+++ DATA EXTRACTS
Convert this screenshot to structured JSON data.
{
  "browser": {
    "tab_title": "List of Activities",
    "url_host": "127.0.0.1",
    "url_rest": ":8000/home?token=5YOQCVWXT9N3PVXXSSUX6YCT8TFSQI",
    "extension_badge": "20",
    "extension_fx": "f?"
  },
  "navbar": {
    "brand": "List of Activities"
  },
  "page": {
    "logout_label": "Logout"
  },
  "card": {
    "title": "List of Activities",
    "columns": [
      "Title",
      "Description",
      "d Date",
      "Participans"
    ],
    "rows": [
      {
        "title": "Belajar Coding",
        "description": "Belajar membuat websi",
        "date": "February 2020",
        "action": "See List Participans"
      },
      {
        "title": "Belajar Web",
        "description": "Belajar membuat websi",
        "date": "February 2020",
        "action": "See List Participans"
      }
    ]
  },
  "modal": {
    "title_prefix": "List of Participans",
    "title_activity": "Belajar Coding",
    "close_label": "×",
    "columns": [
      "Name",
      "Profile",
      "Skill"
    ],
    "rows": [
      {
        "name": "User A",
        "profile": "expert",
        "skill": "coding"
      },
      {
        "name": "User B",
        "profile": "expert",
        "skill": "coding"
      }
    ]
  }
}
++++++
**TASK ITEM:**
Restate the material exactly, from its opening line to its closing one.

**TASK RESULT:**
Convert this screenshot to structured JSON data.
{
  "browser": {
    "tab_title": "List of Activities",
    "url_host": "127.0.0.1",
    "url_rest": ":8000/home?token=5YOQCVWXT9N3PVXXSSUX6YCT8TFSQI",
    "extension_badge": "20",
    "extension_fx": "f?"
  },
  "navbar": {
    "brand": "List of Activities"
  },
  "page": {
    "logout_label": "Logout"
  },
  "card": {
    "title": "List of Activities",
    "columns": [
      "Title",
      "Description",
      "d Date",
      "Participans"
    ],
    "rows": [
      {
        "title": "Belajar Coding",
        "description": "Belajar membuat websi",
        "date": "February 2020",
        "action": "See List Participans"
      },
      {
        "title": "Belajar Web",
        "description": "Belajar membuat websi",
        "date": "February 2020",
        "action": "See List Participans"
      }
    ]
  },
  "modal": {
    "title_prefix": "List of Participans",
    "title_activity": "Belajar Coding",
    "close_label": "×",
    "columns": [
      "Name",
      "Profile",
      "Skill"
    ],
    "rows": [
      {
        "name": "User A",
        "profile": "expert",
        "skill": "coding"
      },
      {
        "name": "User B",
        "profile": "expert",
        "skill": "coding"
      }
    ]
  }
}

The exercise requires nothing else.